In an ideal America, deep concern about a particular issue would translate into greater national attention paid to that issue. Advocacy groups and outsider political parties could concentrate on the realistic goal of claiming a few legislative seats. This concern would then be given much more effective voice on the national stage. In the absence of a majority party government, effective leadership would require outreach to some of these issue-oriented groups in order to build a coalition. The end result is better politics (incumbents face greater challenges to holding office, negative campaigning is much less likely to produce a win, and civic discourse focuses much more keenly on matters of governance) and better policies (bad ideas face much stronger resistance, proposals are evaluated from more diverse perspectives, and greater levels of expertise are applied to pressing issues.)
It is an old military truism that, “you go to war with the army you have, not the army you wish you had.” To some degree it is also the case that Americans must go to the polls with the political system we have, not the political system we wish we had. Yet going to the polls is, save for an elite group of insiders, a citizen’s only way to have a direct influence on possible changes to that system. Even in the early 21st century, when differences between Democrats and Republicans are especially pronounced, similarities remain strong. A vote for a candidate from either party is, like it or not, also an endorsement of the vast array of positions upheld by the bipartisan oligarchy.
Even more than sporting events, national elections tend to have unpredictable outcomes. It is understandable that an informed citizen in a closely contested state might choose “the lesser of two evils” over the endorsement of an outsider candidate with an agenda that is not generally evil. Yet I am inclined to believe this behavior fails to be ethical even if it is understandable.
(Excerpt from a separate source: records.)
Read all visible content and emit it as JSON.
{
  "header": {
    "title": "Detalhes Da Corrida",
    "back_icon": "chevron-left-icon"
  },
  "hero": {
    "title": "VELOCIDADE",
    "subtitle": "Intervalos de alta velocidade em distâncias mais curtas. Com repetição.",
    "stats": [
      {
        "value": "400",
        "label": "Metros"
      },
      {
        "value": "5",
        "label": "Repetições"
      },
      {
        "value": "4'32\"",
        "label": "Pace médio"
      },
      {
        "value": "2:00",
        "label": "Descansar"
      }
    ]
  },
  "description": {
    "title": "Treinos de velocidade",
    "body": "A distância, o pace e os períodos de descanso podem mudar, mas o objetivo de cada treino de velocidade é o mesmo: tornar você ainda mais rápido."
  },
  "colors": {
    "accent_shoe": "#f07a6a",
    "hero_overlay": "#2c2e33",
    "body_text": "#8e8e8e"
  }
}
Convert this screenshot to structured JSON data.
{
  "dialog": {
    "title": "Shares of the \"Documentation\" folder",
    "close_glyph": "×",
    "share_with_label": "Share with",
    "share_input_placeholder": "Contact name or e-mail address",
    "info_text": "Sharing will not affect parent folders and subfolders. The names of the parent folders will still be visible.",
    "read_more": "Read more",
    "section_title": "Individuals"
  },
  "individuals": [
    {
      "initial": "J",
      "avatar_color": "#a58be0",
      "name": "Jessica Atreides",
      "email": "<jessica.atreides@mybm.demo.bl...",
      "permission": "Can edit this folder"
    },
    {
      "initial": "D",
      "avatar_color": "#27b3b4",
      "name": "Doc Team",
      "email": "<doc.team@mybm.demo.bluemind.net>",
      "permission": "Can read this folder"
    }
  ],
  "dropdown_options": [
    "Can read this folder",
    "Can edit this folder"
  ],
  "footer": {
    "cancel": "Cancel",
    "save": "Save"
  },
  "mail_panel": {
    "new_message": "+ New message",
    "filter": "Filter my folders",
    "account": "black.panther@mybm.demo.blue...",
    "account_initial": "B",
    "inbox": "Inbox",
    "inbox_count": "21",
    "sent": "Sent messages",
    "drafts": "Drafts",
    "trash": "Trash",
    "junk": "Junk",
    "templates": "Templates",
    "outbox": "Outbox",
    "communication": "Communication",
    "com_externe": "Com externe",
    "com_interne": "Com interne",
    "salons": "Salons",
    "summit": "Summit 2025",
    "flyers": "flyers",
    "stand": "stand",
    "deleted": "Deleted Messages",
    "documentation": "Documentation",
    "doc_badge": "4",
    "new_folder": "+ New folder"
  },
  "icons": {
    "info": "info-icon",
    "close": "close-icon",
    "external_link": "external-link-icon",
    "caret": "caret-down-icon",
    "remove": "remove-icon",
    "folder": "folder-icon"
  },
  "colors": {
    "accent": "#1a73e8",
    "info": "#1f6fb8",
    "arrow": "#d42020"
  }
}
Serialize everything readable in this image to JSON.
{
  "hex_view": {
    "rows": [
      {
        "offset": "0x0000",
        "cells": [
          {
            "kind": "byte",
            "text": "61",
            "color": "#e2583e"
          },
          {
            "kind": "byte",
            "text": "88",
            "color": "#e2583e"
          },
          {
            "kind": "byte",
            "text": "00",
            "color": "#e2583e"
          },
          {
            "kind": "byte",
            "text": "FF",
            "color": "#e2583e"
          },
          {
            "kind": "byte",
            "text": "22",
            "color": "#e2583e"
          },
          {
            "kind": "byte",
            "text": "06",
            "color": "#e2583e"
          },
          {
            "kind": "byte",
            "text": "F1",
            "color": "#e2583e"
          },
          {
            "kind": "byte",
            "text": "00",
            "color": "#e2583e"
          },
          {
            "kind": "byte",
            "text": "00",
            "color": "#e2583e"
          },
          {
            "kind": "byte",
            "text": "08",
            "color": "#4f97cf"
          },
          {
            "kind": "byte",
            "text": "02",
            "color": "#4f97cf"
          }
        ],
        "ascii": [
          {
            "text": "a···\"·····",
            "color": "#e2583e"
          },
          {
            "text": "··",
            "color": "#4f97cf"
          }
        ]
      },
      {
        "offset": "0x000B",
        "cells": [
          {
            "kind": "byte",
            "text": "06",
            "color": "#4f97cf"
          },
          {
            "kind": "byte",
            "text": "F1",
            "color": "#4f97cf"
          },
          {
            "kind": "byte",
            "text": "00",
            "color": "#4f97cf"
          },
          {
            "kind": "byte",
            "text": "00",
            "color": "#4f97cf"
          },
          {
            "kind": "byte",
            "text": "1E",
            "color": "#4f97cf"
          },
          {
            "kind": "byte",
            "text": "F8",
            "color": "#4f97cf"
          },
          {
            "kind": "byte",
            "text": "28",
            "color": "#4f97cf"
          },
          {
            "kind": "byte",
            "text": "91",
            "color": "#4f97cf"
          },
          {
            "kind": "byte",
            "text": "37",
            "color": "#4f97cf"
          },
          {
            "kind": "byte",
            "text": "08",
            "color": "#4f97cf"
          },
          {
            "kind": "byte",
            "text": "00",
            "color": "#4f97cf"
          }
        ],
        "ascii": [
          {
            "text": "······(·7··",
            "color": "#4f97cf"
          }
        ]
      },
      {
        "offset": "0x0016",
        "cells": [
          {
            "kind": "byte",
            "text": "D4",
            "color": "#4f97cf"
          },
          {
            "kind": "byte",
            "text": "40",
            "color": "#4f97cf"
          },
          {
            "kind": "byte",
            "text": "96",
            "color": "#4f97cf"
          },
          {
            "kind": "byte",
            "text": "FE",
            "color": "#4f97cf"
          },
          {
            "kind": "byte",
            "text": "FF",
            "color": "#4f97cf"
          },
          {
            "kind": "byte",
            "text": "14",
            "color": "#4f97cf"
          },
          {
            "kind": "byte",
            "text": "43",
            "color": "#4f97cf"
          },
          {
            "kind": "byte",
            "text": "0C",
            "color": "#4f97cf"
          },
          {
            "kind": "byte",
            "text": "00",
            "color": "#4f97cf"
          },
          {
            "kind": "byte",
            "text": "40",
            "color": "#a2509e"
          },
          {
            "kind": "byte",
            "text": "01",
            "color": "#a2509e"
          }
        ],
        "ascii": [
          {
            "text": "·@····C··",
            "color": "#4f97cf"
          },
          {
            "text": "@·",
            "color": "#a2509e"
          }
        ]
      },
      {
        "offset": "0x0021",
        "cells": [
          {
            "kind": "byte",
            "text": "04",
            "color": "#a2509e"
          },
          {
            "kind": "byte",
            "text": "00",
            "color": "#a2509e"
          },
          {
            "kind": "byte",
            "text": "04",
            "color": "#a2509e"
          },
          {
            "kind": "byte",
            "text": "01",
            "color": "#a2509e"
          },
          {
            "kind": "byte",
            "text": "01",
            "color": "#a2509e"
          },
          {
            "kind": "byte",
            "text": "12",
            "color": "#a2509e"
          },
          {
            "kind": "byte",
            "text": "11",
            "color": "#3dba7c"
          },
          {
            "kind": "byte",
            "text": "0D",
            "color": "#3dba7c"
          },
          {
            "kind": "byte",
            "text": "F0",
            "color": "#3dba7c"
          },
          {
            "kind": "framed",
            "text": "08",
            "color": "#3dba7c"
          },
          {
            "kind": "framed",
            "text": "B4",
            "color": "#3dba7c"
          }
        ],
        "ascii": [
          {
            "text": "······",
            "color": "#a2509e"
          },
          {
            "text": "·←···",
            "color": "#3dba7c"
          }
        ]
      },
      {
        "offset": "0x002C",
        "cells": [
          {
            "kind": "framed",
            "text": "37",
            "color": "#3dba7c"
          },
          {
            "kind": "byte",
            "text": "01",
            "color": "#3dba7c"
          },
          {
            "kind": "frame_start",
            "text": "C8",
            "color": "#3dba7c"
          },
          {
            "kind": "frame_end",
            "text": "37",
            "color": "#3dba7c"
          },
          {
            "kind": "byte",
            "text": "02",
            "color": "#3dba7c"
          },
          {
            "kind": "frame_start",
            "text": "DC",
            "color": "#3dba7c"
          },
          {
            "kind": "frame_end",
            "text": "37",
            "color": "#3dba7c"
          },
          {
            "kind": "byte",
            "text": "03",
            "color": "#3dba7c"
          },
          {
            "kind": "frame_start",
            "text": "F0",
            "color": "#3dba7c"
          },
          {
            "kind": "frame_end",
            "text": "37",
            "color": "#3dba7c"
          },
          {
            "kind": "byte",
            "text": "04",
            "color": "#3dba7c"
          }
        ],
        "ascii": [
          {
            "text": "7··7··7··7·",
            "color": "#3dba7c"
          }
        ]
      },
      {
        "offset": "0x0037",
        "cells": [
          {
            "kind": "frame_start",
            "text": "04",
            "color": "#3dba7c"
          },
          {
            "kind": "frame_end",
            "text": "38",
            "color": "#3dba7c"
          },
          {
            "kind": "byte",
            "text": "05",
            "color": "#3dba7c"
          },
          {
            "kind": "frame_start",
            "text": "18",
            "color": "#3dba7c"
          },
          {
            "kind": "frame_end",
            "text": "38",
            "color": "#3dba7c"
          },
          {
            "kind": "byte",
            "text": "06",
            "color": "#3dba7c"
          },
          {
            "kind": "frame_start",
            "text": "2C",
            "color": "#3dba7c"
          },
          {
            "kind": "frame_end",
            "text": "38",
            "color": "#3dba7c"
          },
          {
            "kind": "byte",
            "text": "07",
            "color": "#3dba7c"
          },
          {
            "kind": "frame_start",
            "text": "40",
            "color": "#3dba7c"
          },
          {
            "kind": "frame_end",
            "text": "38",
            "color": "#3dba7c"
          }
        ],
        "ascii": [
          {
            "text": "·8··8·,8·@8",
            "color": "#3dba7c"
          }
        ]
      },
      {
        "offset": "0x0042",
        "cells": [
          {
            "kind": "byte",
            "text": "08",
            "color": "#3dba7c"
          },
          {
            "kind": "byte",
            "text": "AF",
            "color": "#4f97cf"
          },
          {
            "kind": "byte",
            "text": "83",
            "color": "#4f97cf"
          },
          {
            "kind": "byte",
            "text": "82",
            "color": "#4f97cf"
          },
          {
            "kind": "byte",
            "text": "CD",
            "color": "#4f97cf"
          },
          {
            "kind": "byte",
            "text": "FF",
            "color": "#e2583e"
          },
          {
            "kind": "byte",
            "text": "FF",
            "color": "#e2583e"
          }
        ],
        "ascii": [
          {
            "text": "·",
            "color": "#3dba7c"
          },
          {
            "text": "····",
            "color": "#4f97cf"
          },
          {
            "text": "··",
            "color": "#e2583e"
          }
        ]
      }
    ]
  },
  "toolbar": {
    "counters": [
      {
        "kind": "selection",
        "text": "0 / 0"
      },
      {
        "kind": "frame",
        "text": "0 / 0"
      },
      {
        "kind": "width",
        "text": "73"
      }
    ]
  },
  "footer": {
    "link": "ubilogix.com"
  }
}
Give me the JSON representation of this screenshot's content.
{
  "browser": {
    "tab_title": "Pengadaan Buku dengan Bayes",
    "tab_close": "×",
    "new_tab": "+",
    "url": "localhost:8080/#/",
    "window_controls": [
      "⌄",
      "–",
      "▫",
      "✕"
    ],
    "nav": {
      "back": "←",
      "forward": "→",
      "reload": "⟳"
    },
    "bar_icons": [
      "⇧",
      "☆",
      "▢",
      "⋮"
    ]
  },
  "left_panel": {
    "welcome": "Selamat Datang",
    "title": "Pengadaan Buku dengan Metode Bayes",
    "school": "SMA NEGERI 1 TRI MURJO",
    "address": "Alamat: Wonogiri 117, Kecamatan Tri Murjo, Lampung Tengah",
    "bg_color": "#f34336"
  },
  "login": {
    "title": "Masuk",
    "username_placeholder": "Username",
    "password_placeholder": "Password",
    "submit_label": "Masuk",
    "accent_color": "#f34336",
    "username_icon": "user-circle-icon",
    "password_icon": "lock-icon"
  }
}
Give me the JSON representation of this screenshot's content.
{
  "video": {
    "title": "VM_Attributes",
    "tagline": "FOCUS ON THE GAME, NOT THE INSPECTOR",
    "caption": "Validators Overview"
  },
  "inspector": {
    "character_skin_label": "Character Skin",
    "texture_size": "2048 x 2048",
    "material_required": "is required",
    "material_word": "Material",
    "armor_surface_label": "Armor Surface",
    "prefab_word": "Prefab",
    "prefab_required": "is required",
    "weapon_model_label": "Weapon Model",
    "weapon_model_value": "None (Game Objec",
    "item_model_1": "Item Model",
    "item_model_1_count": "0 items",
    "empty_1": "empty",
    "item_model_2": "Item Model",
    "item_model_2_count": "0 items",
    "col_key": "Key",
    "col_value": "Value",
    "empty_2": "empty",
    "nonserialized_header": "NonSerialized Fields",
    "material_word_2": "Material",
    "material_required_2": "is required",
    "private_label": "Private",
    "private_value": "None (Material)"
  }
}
A system so obviously and extremely dysfunctional finds its false justification renewed by every surge in support for mainstream candidates. It also finds its false justification challenged by every surge in support for third party candidates. Perhaps in this cycle, or even in this lifetime, you do not see an outsider mounting a successful Presidential challenge to the establishment. Does that warrant giving the establishment the strongest form of support private citizens can convey? Widespread belief in the validity of that thinking paints of picture of America not as a pluralist democracy, but as a schizophrenic autocracy. Can any earnest patriot knowingly further our national march down that dark path?